Global benchmark Brent also lost 0.1 percent to $49.64, holding on to most of Wednesday's 1.8 percent gain.

Gold pulled back 0.15 percent to $1,238.55 an ounce on Thursday.

Reference: Nichola Saminather

Wednesday, 19 July 2017

Dollar weakness, China cheer lift Asia stocks, commodities


SYDNEY (Reuters) - The dollar huddled near multi-month lows on Wednesday as investors wagered any further tightening in the United States would be slow at best, while optimism on China's economy underpinned Asian shares and commodities.

The U.S. currency was still smarting after the collapse of the Republicans' push to overhaul healthcare dealt a blow to President Donald Trump's ability to pass promised tax cuts and infrastructure spending.

The diminished prospect of fiscal spending was a boon to bonds, especially as a run of soft U.S. inflation readings had lessened the risk that the Federal Reserve would need to be aggressive in removing its stimulus.

"The question marks over U.S. reform on the one hand, and the underlying economic growth momentum on the other hand are likely to keep the U.S. within its current goldilocks scenario for longer," wrote analysts at Morgan Stanley in a note.

"Globally, financial conditions tend to improve when the dollar is weak and vice versa," they added. "The falling dollar – still the globe's major reserve and funding currency – tends to see risk appetite flourishing."

As a result, yields on 10-year Treasury notes were down at 2.27 percent having fallen 12 basis points in little more than a week.

That in turn undermined the U.S. dollar which hit its lowest since September against a basket of currencies .DXY. It was a whisker firmer on Wednesday at 94.790, but still down over 7 percent on the year so far.

The euro was steady at $1.1535 EUR=, having made a 14-month top at $1.1583. Investors were wary of pushing the single currency too far in case a European Central Bank policy meeting on Thursday proved less hawkish than bulls were betting on.

The dollar also carved out a two-year low on the Australian dollar and a one-year trough on the Swiss franc.
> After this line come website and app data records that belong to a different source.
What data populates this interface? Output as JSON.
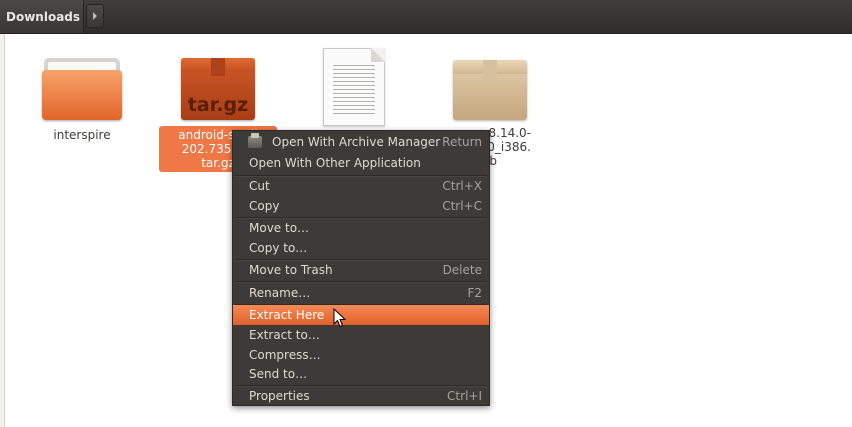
{
  "location": {
    "breadcrumb": "Downloads"
  },
  "files": [
    {
      "name": "interspire",
      "icon": "folder-icon",
      "selected": false
    },
    {
      "name_lines": [
        "android-studi",
        "202.735108",
        "tar.gz"
      ],
      "icon_text": "tar.gz",
      "icon": "archive-icon",
      "selected": true
    },
    {
      "name_lines": [
        "",
        ""
      ],
      "icon": "text-document-icon",
      "selected": false
    },
    {
      "name_lines": [
        "-8.14.0-",
        "110_i386.",
        "eb"
      ],
      "icon": "package-icon",
      "selected": false
    }
  ],
  "context_menu": {
    "items": [
      {
        "label": "Open With Archive Manager",
        "shortcut": "Return",
        "icon": "archive-manager-icon"
      },
      {
        "label": "Open With Other Application",
        "shortcut": ""
      },
      {
        "label": "Cut",
        "shortcut": "Ctrl+X"
      },
      {
        "label": "Copy",
        "shortcut": "Ctrl+C"
      },
      {
        "label": "Move to…",
        "shortcut": ""
      },
      {
        "label": "Copy to…",
        "shortcut": ""
      },
      {
        "label": "Move to Trash",
        "shortcut": "Delete"
      },
      {
        "label": "Rename…",
        "shortcut": "F2"
      },
      {
        "label": "Extract Here",
        "shortcut": "",
        "highlighted": true
      },
      {
        "label": "Extract to…",
        "shortcut": ""
      },
      {
        "label": "Compress…",
        "shortcut": ""
      },
      {
        "label": "Send to…",
        "shortcut": ""
      },
      {
        "label": "Properties",
        "shortcut": "Ctrl+I"
      }
    ]
  },
  "colors": {
    "accent": "#f07746",
    "menu_bg": "#3c3b37",
    "topbar": "#3a3935"
  }
}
Losses have been more limited against the yen as the Bank of Japan has stuck with its massive stimulus campaign and stopped yields there from rising. The dollar was trading at 112.12 JPY= on Wednesday, up from a low of 111.685.

Speculation that the Bank of England might soon tighten was also dealt a blow by surprisingly soft inflation figures at home, giving the dollar a leg up on the pound GBP=.

Remember China

In Asia, investor sentiment has also been supported by a raft of upbeat economic news out of China. MSCI's broadest index of Asia-Pacific shares outside Japan .MIAPJ0000PUS was up 0.55 percent at its highest since April 2015.

Shanghai's blue-chip CSI300 index, rose 1 percent and back toward an 18-month peak, while Australia's main index added 0.9 percent. The strength of the yen limited Japan's Nikkei .N225 to a rise of 0.1 percent.

In Europe, futures for the Eurostoxx 50  were up 0.3 percent, the DAX 0.2 percent and FTSE 0.3 percent. E-Mini futures edged up 0.1 percent.

Wall Street had ended Tuesday mixed after a heavy dose of corporate earnings, with the Dow dragged by Goldman Sachs (GS.N) but the Nasdaq reaching a record high.

The Dow .DJI fell 0.25 percent, while the S&P 500 .SPX gained 0.06 percent and the Nasdaq .IXIC 0.47 percent.

The Nasdaq's run of gains was saved by Netflix which jumped 13.5 percent on strong customer numbers. IBM (IBM.N), however, fell 2 percent after the bell when its revenue missed forecasts.

The drop in the dollar and optimism on Chinese demand helped underpin commodities, with everything from copper to iron ore on the rise. Spot gold also added another 0.1 percent to $1.243.36 per ounce

Oil prices eased after a rise in U.S. crude inventories and ongoing high supplies from producer club OPEC revived concerns of a supply overhang.

U.S. crude was last off 22 cents at $46.18 per barrel, while Brent dipped 21 cents to $48.63.

Reference: Wayne Cole